For each entry below, write an exact copy and leave out the images.

** INPUT RECORDS follows **

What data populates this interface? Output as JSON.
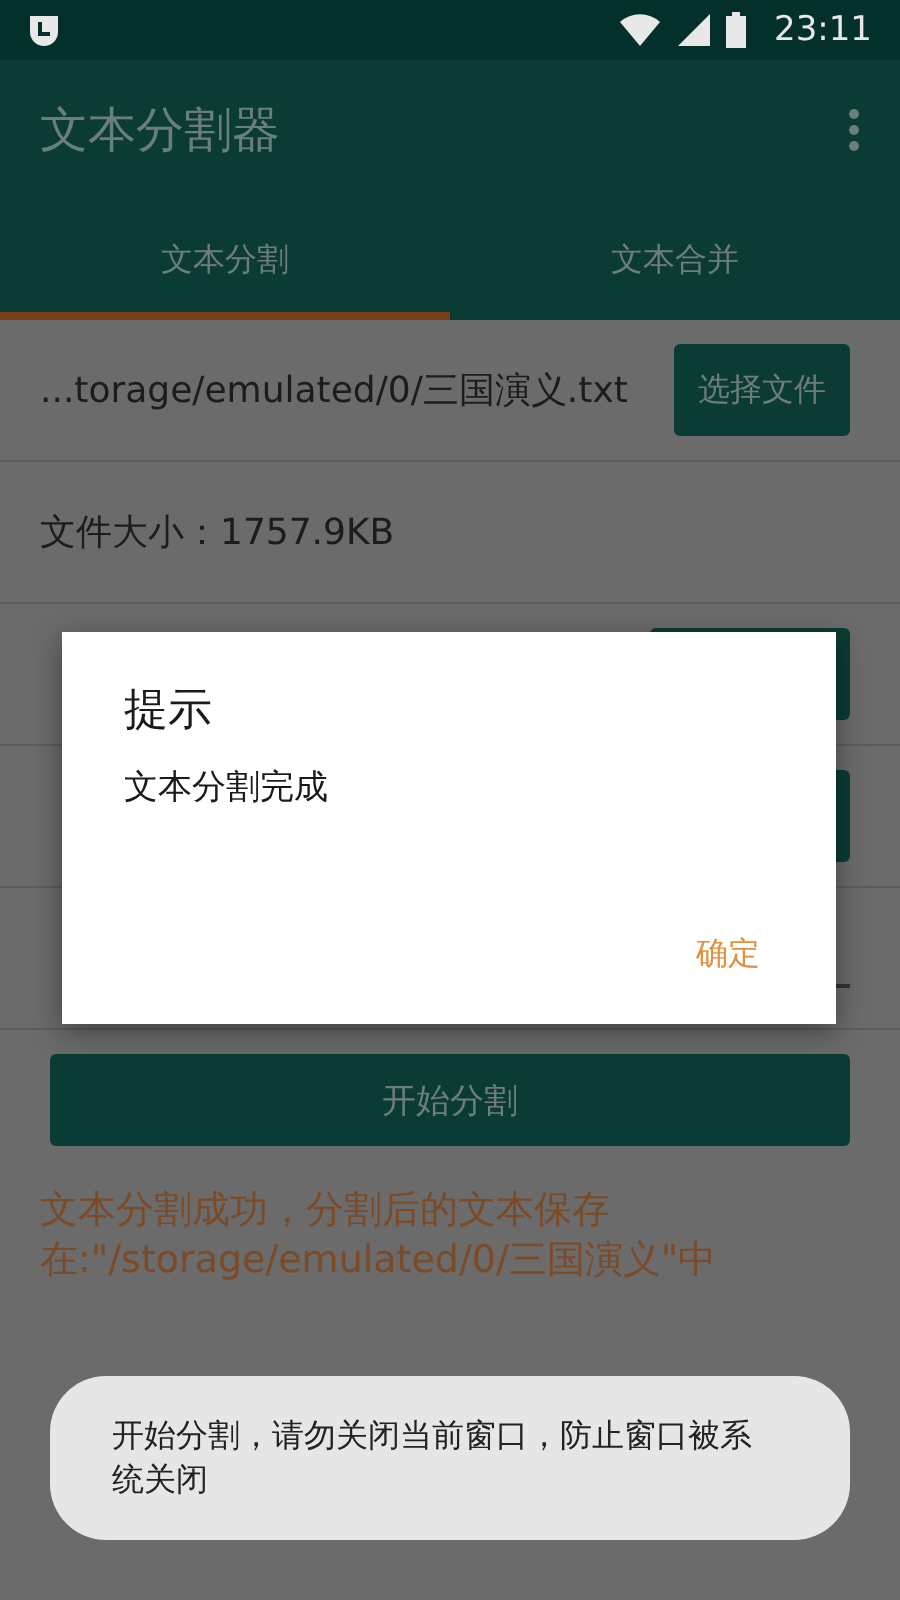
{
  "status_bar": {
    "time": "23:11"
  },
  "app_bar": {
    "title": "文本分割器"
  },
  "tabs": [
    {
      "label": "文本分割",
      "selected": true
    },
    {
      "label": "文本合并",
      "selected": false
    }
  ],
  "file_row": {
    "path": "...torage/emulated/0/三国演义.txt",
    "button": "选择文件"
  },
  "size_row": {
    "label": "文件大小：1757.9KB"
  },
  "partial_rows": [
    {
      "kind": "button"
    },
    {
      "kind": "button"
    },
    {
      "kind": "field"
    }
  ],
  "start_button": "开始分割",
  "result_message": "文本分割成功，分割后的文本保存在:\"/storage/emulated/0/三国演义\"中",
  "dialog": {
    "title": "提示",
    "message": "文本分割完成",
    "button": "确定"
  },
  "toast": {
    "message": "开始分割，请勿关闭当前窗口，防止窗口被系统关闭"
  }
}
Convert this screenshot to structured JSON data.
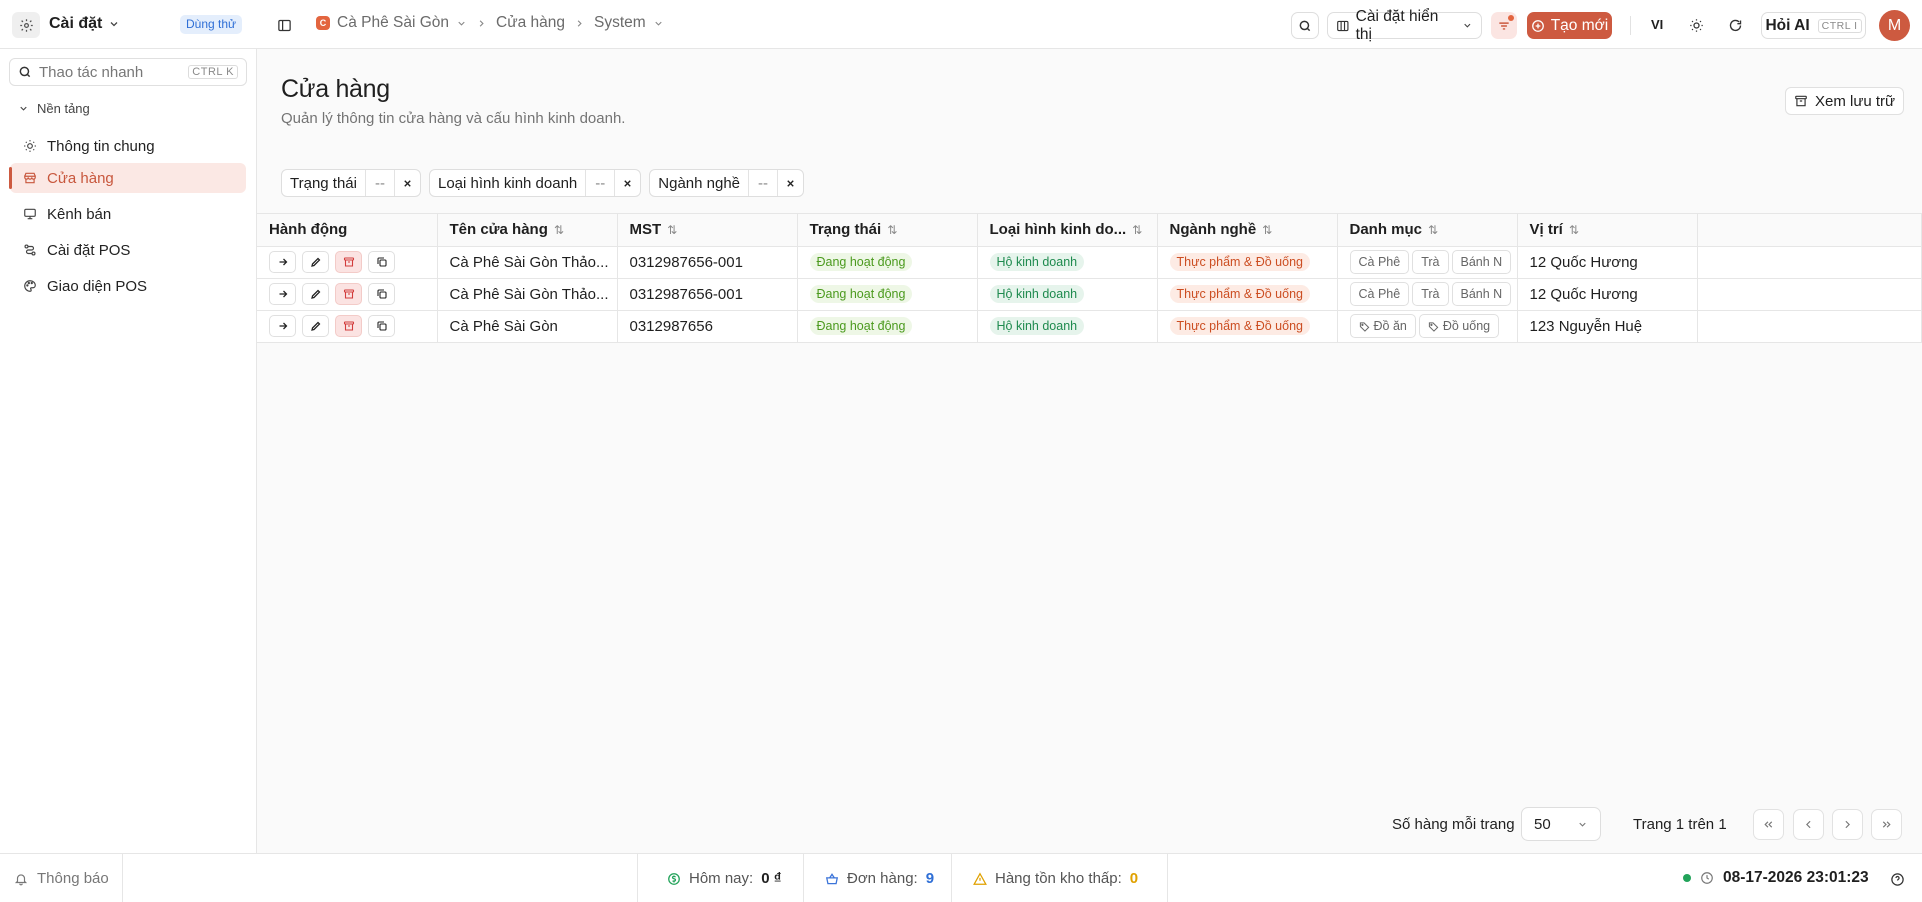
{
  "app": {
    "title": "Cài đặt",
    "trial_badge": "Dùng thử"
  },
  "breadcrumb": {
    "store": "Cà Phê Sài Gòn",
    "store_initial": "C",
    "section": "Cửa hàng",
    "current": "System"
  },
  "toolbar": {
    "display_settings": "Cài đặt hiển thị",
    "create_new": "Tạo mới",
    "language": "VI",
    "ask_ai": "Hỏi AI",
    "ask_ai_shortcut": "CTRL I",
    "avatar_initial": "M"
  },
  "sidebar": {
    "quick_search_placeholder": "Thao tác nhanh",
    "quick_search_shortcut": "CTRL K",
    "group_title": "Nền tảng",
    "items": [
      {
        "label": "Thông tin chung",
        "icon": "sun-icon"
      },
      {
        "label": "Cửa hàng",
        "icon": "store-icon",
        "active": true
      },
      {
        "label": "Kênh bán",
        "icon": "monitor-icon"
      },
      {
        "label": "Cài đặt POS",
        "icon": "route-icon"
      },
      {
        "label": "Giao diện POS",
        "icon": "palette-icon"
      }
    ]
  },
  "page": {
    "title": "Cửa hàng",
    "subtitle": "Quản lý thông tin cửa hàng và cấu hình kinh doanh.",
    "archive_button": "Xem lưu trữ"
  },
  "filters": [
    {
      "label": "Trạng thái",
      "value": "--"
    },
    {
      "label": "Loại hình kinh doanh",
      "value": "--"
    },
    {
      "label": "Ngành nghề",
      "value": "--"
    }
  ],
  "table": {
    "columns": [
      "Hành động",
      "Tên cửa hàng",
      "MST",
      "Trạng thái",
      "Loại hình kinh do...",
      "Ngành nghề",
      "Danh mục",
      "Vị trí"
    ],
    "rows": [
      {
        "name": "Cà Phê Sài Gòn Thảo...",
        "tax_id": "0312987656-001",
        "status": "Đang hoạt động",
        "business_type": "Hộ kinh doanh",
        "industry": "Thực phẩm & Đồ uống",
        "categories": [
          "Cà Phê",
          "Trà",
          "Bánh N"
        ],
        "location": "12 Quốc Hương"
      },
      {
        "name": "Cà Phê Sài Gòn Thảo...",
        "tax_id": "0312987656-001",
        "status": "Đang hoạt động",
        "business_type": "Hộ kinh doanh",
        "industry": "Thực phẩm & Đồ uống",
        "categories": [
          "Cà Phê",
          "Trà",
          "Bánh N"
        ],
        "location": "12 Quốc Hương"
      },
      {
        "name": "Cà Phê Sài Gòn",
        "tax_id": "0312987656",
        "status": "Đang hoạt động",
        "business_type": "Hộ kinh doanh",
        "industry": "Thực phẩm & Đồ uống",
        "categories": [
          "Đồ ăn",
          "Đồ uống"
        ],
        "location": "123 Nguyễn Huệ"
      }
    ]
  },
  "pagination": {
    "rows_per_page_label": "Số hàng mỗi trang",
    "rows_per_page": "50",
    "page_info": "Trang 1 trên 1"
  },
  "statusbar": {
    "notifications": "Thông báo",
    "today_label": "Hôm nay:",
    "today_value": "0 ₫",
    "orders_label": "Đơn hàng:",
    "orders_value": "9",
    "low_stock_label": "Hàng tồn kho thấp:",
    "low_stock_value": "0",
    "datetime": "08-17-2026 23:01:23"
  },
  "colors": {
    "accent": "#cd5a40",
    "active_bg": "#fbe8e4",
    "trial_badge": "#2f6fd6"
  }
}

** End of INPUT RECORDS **

> YOUR RESPONSE
What data populates this interface? Output as JSON.
{
  "status_bar": {
    "time": "23:11"
  },
  "app_bar": {
    "title": "文本分割器"
  },
  "tabs": [
    {
      "label": "文本分割",
      "selected": true
    },
    {
      "label": "文本合并",
      "selected": false
    }
  ],
  "file_row": {
    "path": "...torage/emulated/0/三国演义.txt",
    "button": "选择文件"
  },
  "size_row": {
    "label": "文件大小：1757.9KB"
  },
  "partial_rows": [
    {
      "kind": "button"
    },
    {
      "kind": "button"
    },
    {
      "kind": "field"
    }
  ],
  "start_button": "开始分割",
  "result_message": "文本分割成功，分割后的文本保存在:\"/storage/emulated/0/三国演义\"中",
  "dialog": {
    "title": "提示",
    "message": "文本分割完成",
    "button": "确定"
  },
  "toast": {
    "message": "开始分割，请勿关闭当前窗口，防止窗口被系统关闭"
  }
}
Convert this screenshot to structured JSON data.
{
  "app": {
    "title": "Cài đặt",
    "trial_badge": "Dùng thử"
  },
  "breadcrumb": {
    "store": "Cà Phê Sài Gòn",
    "store_initial": "C",
    "section": "Cửa hàng",
    "current": "System"
  },
  "toolbar": {
    "display_settings": "Cài đặt hiển thị",
    "create_new": "Tạo mới",
    "language": "VI",
    "ask_ai": "Hỏi AI",
    "ask_ai_shortcut": "CTRL I",
    "avatar_initial": "M"
  },
  "sidebar": {
    "quick_search_placeholder": "Thao tác nhanh",
    "quick_search_shortcut": "CTRL K",
    "group_title": "Nền tảng",
    "items": [
      {
        "label": "Thông tin chung",
        "icon": "sun-icon"
      },
      {
        "label": "Cửa hàng",
        "icon": "store-icon",
        "active": true
      },
      {
        "label": "Kênh bán",
        "icon": "monitor-icon"
      },
      {
        "label": "Cài đặt POS",
        "icon": "route-icon"
      },
      {
        "label": "Giao diện POS",
        "icon": "palette-icon"
      }
    ]
  },
  "page": {
    "title": "Cửa hàng",
    "subtitle": "Quản lý thông tin cửa hàng và cấu hình kinh doanh.",
    "archive_button": "Xem lưu trữ"
  },
  "filters": [
    {
      "label": "Trạng thái",
      "value": "--"
    },
    {
      "label": "Loại hình kinh doanh",
      "value": "--"
    },
    {
      "label": "Ngành nghề",
      "value": "--"
    }
  ],
  "table": {
    "columns": [
      "Hành động",
      "Tên cửa hàng",
      "MST",
      "Trạng thái",
      "Loại hình kinh do...",
      "Ngành nghề",
      "Danh mục",
      "Vị trí"
    ],
    "rows": [
      {
        "name": "Cà Phê Sài Gòn Thảo...",
        "tax_id": "0312987656-001",
        "status": "Đang hoạt động",
        "business_type": "Hộ kinh doanh",
        "industry": "Thực phẩm & Đồ uống",
        "categories": [
          "Cà Phê",
          "Trà",
          "Bánh N"
        ],
        "location": "12 Quốc Hương"
      },
      {
        "name": "Cà Phê Sài Gòn Thảo...",
        "tax_id": "0312987656-001",
        "status": "Đang hoạt động",
        "business_type": "Hộ kinh doanh",
        "industry": "Thực phẩm & Đồ uống",
        "categories": [
          "Cà Phê",
          "Trà",
          "Bánh N"
        ],
        "location": "12 Quốc Hương"
      },
      {
        "name": "Cà Phê Sài Gòn",
        "tax_id": "0312987656",
        "status": "Đang hoạt động",
        "business_type": "Hộ kinh doanh",
        "industry": "Thực phẩm & Đồ uống",
        "categories": [
          "Đồ ăn",
          "Đồ uống"
        ],
        "location": "123 Nguyễn Huệ"
      }
    ]
  },
  "pagination": {
    "rows_per_page_label": "Số hàng mỗi trang",
    "rows_per_page": "50",
    "page_info": "Trang 1 trên 1"
  },
  "statusbar": {
    "notifications": "Thông báo",
    "today_label": "Hôm nay:",
    "today_value": "0 ₫",
    "orders_label": "Đơn hàng:",
    "orders_value": "9",
    "low_stock_label": "Hàng tồn kho thấp:",
    "low_stock_value": "0",
    "datetime": "08-17-2026 23:01:23"
  },
  "colors": {
    "accent": "#cd5a40",
    "active_bg": "#fbe8e4",
    "trial_badge": "#2f6fd6"
  }
}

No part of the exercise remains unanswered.